Background: The cavum of the septum pellucidum (CSP) is a small cavity constantly present in fetuses and newborns, of variable frequency among necropsied adults and with a high frequency in professional boxers.
Method: A pathologic study was conducted on brains of 626 patients without a history of head trauma (group 1) autopsied consecutively from a general hospital and of 120 random victims of fatal road traffic accidents (group 2).
Results: In group 1, 237 (37.9%) cases of CSP were observed, virtually all in a triangular or trapezoidal shape. In group 2, 65 (54.2%) cases of CSP were observed, 50 (76.9%) in triangular or trapezoidal shape and 15 (23.1%) in cleft shape. Cleft CSP was always associated with severe diffuse axonal injury (grades 2 and 3).

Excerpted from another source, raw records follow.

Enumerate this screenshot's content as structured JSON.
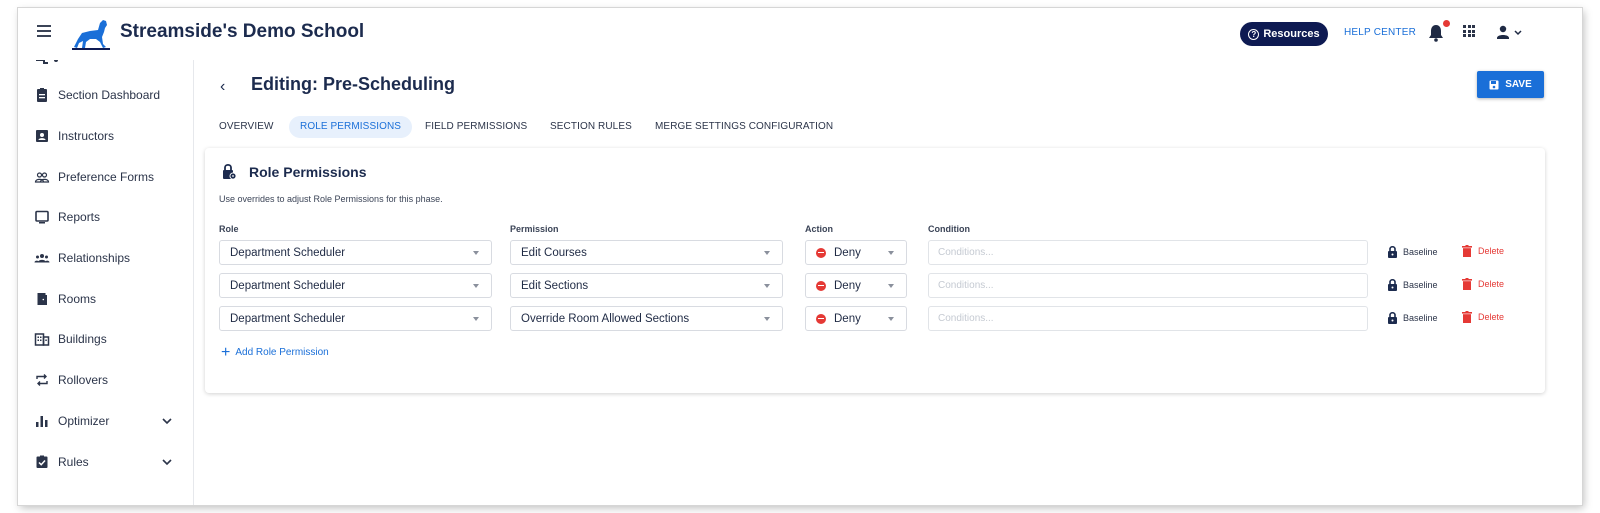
{
  "header": {
    "app_title": "Streamside's Demo School",
    "resources_label": "Resources",
    "help_center_label": "HELP CENTER",
    "notification_dot_color": "#e53935",
    "brand_color": "#0e1a52",
    "accent_color": "#1a6fd8"
  },
  "sidebar": {
    "items": [
      {
        "label": "Section Dashboard",
        "icon": "clipboard-icon"
      },
      {
        "label": "Instructors",
        "icon": "id-card-icon"
      },
      {
        "label": "Preference Forms",
        "icon": "people-outline-icon"
      },
      {
        "label": "Reports",
        "icon": "monitor-icon"
      },
      {
        "label": "Relationships",
        "icon": "group-icon"
      },
      {
        "label": "Rooms",
        "icon": "door-icon"
      },
      {
        "label": "Buildings",
        "icon": "building-icon"
      },
      {
        "label": "Rollovers",
        "icon": "repeat-icon"
      },
      {
        "label": "Optimizer",
        "icon": "bar-chart-icon"
      },
      {
        "label": "Rules",
        "icon": "checklist-icon"
      }
    ]
  },
  "page": {
    "back_symbol": "‹",
    "title": "Editing: Pre-Scheduling",
    "save_label": "SAVE"
  },
  "tabs": [
    {
      "label": "OVERVIEW"
    },
    {
      "label": "ROLE PERMISSIONS",
      "active": true
    },
    {
      "label": "FIELD PERMISSIONS"
    },
    {
      "label": "SECTION RULES"
    },
    {
      "label": "MERGE SETTINGS CONFIGURATION"
    }
  ],
  "card": {
    "title": "Role Permissions",
    "description": "Use overrides to adjust Role Permissions for this phase.",
    "columns": {
      "role": "Role",
      "permission": "Permission",
      "action": "Action",
      "condition": "Condition"
    },
    "rows": [
      {
        "role": "Department Scheduler",
        "permission": "Edit Courses",
        "action": "Deny",
        "condition_placeholder": "Conditions...",
        "baseline": "Baseline",
        "delete": "Delete"
      },
      {
        "role": "Department Scheduler",
        "permission": "Edit Sections",
        "action": "Deny",
        "condition_placeholder": "Conditions...",
        "baseline": "Baseline",
        "delete": "Delete"
      },
      {
        "role": "Department Scheduler",
        "permission": "Override Room Allowed Sections",
        "action": "Deny",
        "condition_placeholder": "Conditions...",
        "baseline": "Baseline",
        "delete": "Delete"
      }
    ],
    "add_label": "Add Role Permission"
  }
}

Conclusion: Although described in boxers, the CSP has not been reported in other types of head injury. The largest frequency of CSP found in fatal victims of head trauma, particularly in patients with severe diffuse axonal lesion (grades 2 and 3), when compared with the individuals without a history of head trauma, suggests that the high-intensity angular acceleration of the head causes complementary and independent displacement of the 2 cerebral hemispheres and dislocation of one of the leaves of the septum pellucidum on the other. This could result in separation of the 2 leaves and formation of CSP, usually in cleft shape.